Rhythms of Comfort

Whiplash. Home is a word we don’t understand. Moved abruptly from countries and continents, from a place of dust to concrete, in days. From the land of never enough to more than enough to spare. Whiplash.

I am pulled taut from straddling the disparity between that world and this. In this quiet, chaotic space I ponder many things.

As I am pulled between nations and realities, the trees still sway in the wind and the sun still rises in the east, and sets in the west.

Everything shifting, but seasons are still changing before our eyes. We don’t know what our plan is. We don’t have one.  Will we be back in Africa in a few months? Our children ask where our home is, and we have no answer. Do plans exist in such a fragile time? But then there is spring. There is summer. There are blossoms budding and we can sit back and just watch it. Our peas our sprouting in this temporary home. The sun is thawing the earth and the crisp breeze feels magical to us, as foreigners in our own land. We wear coats for the first time, we put shoes on our feet, and lie in soft grasses not covered in militant ants, and we marvel.

You would imagine our family’s world would be in chaos. We packed and moved back to our passport country within days.
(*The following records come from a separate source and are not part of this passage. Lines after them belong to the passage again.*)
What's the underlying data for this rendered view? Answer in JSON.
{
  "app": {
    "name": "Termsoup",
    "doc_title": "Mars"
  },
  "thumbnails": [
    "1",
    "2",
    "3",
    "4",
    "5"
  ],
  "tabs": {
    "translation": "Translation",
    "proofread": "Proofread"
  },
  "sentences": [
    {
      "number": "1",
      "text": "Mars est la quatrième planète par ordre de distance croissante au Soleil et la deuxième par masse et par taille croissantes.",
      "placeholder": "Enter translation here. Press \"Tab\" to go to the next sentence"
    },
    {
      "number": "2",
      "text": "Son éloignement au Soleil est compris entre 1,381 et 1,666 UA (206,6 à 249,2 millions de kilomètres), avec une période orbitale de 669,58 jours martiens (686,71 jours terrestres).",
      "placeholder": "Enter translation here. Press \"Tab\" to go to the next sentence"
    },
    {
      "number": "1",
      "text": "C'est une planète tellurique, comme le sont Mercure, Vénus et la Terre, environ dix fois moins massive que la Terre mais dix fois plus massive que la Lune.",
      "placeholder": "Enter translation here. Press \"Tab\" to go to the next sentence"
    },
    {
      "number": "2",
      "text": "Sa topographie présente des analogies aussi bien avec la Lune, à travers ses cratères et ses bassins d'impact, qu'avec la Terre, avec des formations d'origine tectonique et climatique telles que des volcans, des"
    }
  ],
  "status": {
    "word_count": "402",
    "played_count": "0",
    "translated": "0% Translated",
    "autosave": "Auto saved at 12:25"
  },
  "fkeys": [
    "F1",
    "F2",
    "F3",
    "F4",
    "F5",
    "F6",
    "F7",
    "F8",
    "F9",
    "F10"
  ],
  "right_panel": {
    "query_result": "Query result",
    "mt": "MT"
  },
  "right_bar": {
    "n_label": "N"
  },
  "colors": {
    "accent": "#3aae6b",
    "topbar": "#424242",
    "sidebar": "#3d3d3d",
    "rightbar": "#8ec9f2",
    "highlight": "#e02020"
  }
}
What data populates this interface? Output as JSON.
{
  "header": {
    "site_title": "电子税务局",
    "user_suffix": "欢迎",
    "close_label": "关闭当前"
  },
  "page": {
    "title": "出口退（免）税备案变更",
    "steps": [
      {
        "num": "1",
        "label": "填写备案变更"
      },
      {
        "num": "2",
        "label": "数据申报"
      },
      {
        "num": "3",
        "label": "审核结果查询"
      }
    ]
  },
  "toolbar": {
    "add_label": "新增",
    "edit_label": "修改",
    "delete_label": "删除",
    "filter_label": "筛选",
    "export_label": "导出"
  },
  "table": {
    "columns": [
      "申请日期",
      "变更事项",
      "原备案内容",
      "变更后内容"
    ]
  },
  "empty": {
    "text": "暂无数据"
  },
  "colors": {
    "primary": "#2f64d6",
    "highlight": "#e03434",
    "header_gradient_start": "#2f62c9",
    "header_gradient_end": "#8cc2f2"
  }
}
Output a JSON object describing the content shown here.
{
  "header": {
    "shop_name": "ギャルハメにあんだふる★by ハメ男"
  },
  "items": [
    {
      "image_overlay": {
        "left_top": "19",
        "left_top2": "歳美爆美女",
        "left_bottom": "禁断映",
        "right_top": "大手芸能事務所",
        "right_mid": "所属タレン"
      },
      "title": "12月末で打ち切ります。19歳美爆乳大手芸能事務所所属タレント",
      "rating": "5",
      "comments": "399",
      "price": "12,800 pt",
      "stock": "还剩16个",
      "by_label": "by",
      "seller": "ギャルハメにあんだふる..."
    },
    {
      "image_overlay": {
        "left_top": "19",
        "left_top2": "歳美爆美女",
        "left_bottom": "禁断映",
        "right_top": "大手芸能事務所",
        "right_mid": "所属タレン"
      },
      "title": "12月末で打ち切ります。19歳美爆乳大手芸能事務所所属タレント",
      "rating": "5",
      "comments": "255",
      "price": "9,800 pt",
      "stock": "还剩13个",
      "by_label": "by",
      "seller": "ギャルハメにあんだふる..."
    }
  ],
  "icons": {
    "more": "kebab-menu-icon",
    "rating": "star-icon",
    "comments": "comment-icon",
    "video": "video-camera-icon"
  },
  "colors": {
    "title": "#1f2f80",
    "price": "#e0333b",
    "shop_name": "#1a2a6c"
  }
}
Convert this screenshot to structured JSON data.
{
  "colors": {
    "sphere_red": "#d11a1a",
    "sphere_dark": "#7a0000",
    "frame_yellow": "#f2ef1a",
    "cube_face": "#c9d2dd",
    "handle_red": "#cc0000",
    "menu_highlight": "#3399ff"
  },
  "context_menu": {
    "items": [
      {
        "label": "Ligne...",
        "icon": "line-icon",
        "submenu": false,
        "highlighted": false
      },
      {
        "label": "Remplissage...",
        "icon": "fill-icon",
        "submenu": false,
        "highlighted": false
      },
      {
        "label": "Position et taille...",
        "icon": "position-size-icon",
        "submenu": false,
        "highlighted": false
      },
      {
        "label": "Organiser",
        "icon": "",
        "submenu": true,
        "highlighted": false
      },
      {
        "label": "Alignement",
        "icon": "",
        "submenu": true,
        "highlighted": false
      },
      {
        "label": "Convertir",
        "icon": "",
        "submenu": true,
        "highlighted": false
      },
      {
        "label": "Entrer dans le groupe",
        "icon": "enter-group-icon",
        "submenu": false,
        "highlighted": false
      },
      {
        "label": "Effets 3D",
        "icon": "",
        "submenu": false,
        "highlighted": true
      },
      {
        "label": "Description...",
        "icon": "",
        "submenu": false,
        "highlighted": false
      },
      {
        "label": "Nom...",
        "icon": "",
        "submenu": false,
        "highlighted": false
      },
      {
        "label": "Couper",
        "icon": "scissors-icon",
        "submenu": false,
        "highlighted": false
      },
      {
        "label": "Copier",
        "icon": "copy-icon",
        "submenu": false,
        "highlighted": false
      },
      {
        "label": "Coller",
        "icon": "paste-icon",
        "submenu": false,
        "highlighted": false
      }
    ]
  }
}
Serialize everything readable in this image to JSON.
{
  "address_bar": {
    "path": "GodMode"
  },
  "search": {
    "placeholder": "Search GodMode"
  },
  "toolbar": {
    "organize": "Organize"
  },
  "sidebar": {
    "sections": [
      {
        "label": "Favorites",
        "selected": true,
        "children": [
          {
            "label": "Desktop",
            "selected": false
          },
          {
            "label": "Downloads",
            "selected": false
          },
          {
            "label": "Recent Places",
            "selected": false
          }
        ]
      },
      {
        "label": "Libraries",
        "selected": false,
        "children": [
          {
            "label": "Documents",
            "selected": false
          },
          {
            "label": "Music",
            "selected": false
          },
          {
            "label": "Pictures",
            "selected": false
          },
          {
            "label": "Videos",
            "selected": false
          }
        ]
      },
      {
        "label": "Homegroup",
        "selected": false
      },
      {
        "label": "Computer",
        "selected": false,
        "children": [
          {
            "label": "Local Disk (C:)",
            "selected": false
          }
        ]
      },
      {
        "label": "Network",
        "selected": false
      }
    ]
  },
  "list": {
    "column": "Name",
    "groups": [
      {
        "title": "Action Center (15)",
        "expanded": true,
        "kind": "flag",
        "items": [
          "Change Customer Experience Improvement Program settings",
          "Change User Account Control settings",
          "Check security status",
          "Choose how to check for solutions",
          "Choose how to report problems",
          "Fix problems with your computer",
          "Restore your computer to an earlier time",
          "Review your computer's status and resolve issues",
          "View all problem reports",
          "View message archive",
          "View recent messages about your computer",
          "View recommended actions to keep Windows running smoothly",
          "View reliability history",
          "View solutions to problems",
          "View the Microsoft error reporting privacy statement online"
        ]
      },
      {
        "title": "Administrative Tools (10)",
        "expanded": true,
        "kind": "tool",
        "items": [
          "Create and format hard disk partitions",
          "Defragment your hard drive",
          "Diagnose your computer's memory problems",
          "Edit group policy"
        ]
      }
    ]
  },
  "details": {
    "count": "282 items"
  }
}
All that we had planned with every flight and every marking on the calendar, has changed. You would imagine the sorrow of our children swept from their lives and being whisked to far-off places, where they don’t remember but are told they’ve been before, where they are told not to see or touch those they have dreamed of hugging for 2 years. Our hearts have not caught up to the grief that is piling up after months of lost opportunities and broken plans. And yet. Yet we are inexplicably joy-filled.

We are in wonder at the world around us. We are wide-eyed as newborns, explorers in a new land of misty mornings and sparkling ocean shores.

The mountains shadow our now-home. We’d forgotten about how much we loved them. The Pacific Northwest forests beckon us and we crawl over the mossy roots and hang from cedar tree limbs and forge trickling, sparkling streams and bike down smooth pathways and marvel at the world around us. Despite all the swirling, confounding, resounding noise of loss, we see anew the miracle of life around us. Every bird singing, every flower blossoming, is a sign that all is not lost. The wonder of the earth springing forth, even as culture and history shifts, remains ever the same. How many generations of blood, sweat and tears has the ground absorbed and carried on, producing life? The sun rises and it sets. It stays up later here, which is a gift beyond measure. Sun doesn’t soak our clothes in sweat, mosquitoes don’t hunt us in our living room. Blossoms look and smell different. We appreciate all that we are seeing around us in new ways. Life goes on.

He has never forsaken us. The earth is still beneath us. Nature stands as a reminder that there is constancy in this weird and fragmented moment in history. Every windy morning and rainy grey day is a mystery unto itself and we are consoled by the constancy of the rhythms of the earth like a mother lulling her child to sleep. As nature shushes our fears and sings us to sleep, we rest. Nature is a playground and we are ready to answer its call to freedom, to imagination, to soul level rest. Even until the end of humanity, this comfort will remain until the Creator Himself steps again on the earth in which He breathed to life.

In this, there is great comfort.

In this, we find relief and hope.

We see and behold this beautiful world anew. And we will gaze at it all with wonder.


My name is Shannon. I am a mother of four and a nurse by profession, but I am currently unearthing my creative soul which I have buried under the rubble of years of shame and fear. I love writing metaphorical narrative and am on the journey to try and publish my first book. God keeps using my writing to explore the awkward spaces of life like waiting, grieving, calling, and transition. I come from Vancouver, Canada but my family and I are currently living in Malawi, Africa. You can find my writing here www.Shannonbrink.org